◆ **Data for this task**
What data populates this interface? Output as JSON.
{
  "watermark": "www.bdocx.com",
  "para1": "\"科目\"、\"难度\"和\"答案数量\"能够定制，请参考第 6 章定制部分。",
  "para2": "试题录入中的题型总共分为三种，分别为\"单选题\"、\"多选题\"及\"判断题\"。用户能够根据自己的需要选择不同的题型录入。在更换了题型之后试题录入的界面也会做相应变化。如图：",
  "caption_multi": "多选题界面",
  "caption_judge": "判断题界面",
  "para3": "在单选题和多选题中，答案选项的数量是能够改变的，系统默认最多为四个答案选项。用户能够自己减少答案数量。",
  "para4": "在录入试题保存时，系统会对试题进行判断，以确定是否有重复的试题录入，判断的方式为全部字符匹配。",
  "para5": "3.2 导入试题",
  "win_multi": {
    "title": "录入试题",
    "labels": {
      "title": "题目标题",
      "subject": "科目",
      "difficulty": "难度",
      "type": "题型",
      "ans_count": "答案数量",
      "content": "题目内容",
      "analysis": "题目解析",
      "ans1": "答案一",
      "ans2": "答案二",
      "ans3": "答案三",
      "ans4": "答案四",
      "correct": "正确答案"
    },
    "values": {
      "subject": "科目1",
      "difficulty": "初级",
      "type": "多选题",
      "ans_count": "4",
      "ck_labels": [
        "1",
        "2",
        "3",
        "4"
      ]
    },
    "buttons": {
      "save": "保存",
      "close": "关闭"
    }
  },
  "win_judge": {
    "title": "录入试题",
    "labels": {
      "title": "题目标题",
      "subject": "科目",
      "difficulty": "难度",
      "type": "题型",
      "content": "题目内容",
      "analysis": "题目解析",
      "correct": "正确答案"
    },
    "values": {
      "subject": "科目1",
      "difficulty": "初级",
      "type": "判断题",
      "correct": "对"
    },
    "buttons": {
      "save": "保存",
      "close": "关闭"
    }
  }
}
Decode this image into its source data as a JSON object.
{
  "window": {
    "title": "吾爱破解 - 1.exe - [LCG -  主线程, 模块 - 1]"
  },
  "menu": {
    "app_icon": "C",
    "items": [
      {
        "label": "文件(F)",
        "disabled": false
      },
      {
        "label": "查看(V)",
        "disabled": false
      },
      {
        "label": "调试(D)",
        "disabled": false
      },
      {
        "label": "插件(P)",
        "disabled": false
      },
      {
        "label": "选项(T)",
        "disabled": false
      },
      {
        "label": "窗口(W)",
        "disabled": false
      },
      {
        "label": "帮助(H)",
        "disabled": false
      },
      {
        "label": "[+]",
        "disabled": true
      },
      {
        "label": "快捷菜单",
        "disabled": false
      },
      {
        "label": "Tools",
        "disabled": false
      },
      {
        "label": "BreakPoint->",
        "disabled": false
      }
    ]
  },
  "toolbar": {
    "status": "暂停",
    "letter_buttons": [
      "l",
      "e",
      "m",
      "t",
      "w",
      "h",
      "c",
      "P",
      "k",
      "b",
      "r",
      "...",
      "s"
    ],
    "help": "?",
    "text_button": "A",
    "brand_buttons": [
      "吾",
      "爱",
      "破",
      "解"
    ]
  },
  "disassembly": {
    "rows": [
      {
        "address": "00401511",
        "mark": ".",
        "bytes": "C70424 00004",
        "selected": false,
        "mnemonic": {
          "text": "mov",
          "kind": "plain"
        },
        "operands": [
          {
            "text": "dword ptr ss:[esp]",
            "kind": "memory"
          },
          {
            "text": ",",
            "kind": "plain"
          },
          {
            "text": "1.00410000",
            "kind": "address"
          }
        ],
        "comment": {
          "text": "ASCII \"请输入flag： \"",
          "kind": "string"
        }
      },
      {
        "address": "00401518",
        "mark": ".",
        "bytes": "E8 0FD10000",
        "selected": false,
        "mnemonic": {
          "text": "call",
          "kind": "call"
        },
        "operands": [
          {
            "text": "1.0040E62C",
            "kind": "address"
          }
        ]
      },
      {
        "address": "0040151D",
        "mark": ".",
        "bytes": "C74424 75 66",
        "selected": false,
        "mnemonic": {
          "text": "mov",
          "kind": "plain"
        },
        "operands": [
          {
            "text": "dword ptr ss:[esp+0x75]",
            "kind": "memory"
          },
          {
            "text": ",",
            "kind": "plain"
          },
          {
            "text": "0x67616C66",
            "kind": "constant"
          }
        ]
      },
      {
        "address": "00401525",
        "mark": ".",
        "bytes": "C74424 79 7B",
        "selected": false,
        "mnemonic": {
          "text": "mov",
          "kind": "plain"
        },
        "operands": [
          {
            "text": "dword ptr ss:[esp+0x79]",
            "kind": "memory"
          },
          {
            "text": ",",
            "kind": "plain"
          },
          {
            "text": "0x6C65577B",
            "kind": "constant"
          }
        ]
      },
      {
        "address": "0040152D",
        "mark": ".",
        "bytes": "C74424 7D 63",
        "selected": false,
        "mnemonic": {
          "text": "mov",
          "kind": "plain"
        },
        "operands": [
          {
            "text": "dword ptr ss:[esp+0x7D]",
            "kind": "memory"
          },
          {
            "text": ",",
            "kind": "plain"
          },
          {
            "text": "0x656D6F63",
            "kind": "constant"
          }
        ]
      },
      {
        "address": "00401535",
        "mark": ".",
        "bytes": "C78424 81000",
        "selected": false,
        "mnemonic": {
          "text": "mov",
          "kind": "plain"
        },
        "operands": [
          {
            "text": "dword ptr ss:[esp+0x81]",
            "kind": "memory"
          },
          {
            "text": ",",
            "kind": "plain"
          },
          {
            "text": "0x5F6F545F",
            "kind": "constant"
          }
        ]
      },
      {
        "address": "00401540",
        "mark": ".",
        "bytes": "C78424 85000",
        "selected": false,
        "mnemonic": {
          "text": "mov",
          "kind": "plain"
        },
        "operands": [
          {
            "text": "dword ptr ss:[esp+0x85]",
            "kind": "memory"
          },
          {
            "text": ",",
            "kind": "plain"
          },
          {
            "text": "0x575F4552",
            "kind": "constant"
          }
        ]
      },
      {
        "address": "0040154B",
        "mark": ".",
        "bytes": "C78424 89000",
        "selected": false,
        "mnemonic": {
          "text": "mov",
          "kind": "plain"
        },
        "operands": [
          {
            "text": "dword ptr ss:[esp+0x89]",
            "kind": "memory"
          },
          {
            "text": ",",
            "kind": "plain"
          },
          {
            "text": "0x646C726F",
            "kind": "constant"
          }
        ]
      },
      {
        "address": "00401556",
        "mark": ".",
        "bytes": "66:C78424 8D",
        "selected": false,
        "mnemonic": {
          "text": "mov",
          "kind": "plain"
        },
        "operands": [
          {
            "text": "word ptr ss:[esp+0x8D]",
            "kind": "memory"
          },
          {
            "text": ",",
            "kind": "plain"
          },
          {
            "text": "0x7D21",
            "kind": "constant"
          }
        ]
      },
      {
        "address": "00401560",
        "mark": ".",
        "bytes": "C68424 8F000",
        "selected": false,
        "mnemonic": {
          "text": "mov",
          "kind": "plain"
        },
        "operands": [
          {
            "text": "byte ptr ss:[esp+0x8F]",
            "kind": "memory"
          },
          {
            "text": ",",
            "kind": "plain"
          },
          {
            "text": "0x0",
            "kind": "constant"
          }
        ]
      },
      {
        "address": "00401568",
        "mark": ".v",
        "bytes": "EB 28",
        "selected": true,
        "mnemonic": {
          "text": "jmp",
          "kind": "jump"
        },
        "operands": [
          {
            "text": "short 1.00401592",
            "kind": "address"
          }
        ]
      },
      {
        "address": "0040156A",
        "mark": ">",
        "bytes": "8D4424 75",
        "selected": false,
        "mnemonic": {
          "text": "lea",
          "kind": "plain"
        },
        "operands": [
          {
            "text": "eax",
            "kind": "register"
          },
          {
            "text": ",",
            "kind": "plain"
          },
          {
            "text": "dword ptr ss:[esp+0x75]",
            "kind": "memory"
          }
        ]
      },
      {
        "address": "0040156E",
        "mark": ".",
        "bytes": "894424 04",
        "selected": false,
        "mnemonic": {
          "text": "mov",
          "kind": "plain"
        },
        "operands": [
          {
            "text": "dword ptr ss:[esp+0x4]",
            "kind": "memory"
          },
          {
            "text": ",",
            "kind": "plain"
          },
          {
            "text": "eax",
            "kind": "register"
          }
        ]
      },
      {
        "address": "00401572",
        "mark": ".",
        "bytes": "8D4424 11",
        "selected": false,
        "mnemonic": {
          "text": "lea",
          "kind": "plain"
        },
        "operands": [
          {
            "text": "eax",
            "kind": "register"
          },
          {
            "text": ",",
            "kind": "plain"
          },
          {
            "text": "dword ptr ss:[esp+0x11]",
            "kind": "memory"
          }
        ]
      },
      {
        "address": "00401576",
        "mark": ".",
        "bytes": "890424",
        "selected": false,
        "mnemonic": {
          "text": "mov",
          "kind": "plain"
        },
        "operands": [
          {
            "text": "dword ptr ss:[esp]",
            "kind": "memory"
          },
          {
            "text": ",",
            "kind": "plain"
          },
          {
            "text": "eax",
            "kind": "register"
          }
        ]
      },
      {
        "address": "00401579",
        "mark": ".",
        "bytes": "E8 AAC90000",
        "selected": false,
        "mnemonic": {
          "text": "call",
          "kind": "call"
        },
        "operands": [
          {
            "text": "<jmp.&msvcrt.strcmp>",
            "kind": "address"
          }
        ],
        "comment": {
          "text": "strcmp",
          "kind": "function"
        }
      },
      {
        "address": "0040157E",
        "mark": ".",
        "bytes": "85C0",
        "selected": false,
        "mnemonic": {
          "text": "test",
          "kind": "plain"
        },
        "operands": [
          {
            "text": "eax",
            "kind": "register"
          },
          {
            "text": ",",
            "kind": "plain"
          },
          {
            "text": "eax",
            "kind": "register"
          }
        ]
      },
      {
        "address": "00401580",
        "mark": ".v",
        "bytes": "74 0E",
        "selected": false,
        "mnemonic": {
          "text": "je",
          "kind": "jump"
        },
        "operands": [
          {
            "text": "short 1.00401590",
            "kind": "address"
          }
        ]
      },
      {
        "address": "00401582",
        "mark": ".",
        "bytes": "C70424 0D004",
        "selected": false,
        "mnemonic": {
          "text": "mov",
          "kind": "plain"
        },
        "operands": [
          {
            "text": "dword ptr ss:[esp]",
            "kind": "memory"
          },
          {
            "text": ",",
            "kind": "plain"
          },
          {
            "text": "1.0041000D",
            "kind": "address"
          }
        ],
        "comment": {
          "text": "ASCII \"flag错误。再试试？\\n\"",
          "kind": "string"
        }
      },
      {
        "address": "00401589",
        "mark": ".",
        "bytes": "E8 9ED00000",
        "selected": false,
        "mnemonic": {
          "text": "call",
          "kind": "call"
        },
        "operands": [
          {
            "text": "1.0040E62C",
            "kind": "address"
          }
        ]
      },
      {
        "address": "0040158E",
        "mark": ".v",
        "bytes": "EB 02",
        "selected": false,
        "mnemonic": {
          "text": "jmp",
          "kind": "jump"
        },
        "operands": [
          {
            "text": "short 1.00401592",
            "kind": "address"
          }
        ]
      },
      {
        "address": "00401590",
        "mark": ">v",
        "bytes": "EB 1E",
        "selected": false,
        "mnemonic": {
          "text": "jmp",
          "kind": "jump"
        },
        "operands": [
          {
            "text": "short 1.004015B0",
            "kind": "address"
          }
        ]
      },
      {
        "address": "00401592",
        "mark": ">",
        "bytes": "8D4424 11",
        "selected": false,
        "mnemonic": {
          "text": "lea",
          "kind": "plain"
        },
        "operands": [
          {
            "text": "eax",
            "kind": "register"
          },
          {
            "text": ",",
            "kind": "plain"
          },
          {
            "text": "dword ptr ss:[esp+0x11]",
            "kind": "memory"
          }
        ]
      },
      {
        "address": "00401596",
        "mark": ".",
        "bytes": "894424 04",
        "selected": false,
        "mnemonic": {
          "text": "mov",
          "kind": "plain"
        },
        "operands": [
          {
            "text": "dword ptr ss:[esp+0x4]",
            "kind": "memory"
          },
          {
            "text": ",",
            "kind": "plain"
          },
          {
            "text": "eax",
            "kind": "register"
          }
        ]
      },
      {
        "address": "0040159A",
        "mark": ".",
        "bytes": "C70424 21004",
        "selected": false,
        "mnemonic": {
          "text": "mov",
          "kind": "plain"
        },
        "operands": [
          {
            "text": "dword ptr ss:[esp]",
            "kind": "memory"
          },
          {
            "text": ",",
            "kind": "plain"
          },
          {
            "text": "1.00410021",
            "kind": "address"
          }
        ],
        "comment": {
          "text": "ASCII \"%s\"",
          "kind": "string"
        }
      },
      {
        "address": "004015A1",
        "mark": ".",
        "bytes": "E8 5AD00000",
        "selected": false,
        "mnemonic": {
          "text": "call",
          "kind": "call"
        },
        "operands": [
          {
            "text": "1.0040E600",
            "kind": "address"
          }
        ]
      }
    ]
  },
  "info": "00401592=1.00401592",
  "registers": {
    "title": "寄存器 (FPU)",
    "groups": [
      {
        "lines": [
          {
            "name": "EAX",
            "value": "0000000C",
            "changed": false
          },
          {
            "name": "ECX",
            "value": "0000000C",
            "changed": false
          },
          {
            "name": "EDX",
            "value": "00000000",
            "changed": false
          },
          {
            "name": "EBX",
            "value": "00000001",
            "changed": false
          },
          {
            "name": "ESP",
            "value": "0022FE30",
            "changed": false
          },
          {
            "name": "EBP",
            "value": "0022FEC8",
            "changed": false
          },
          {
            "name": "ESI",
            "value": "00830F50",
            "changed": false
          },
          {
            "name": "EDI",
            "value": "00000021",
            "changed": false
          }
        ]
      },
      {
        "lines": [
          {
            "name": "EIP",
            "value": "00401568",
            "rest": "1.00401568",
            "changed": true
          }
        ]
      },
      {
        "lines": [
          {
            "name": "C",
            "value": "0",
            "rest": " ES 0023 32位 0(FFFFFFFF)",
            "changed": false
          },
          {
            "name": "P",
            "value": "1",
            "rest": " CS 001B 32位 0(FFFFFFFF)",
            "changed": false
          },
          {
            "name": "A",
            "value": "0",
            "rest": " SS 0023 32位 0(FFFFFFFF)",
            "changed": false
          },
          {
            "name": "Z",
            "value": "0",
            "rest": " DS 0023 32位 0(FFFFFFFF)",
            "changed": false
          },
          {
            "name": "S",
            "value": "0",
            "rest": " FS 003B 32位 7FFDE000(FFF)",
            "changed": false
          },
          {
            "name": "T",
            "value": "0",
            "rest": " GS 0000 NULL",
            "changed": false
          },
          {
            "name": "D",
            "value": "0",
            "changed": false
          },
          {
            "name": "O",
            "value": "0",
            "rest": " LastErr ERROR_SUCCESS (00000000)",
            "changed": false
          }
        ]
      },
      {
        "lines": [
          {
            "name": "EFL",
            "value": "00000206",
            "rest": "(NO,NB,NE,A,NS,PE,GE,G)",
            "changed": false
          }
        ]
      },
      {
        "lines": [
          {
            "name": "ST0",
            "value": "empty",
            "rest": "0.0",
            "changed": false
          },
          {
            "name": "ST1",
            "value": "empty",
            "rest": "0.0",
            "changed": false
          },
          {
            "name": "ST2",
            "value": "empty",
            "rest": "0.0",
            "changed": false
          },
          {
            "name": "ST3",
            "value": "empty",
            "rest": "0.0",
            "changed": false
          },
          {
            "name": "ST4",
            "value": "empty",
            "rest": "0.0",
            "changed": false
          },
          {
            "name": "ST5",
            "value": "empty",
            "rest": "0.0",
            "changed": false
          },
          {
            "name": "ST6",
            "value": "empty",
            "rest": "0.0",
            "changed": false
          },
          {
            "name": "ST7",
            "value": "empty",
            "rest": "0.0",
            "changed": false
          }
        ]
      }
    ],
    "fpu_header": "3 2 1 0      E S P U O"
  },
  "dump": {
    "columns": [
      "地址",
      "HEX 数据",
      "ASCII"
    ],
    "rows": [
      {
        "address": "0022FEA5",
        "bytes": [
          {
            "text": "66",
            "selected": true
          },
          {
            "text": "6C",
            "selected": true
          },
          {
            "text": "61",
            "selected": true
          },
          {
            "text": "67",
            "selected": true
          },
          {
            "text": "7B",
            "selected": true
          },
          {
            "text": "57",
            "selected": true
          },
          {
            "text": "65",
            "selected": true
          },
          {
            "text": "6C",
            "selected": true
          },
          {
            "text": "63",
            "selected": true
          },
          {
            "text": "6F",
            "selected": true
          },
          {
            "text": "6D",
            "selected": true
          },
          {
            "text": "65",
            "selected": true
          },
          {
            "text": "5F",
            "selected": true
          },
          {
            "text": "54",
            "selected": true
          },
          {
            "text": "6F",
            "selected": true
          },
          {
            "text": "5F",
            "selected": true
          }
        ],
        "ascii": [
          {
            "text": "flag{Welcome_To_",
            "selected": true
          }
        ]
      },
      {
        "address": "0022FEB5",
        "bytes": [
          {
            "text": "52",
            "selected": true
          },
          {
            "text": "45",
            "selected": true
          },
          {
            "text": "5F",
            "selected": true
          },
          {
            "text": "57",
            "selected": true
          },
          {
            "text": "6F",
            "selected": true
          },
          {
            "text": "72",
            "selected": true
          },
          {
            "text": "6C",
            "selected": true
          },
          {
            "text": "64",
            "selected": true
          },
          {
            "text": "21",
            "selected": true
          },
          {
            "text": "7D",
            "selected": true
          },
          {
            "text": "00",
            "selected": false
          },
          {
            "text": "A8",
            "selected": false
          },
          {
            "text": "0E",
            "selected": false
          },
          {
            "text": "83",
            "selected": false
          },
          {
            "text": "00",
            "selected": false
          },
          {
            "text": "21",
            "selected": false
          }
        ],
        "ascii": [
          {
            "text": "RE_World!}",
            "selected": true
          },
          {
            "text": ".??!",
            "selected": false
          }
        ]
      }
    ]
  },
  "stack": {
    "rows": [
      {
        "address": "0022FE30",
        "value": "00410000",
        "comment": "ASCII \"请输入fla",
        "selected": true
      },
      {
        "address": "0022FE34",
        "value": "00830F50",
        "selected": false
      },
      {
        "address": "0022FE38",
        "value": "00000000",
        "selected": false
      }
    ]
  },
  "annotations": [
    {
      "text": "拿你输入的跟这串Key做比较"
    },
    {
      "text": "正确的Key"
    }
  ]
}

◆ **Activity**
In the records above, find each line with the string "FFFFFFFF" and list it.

◆ **Worked solution**
            "rest": " ES 0023 32位 0(FFFFFFFF)",
            "rest": " CS 001B 32位 0(FFFFFFFF)",
            "rest": " SS 0023 32位 0(FFFFFFFF)",
            "rest": " DS 0023 32位 0(FFFFFFFF)",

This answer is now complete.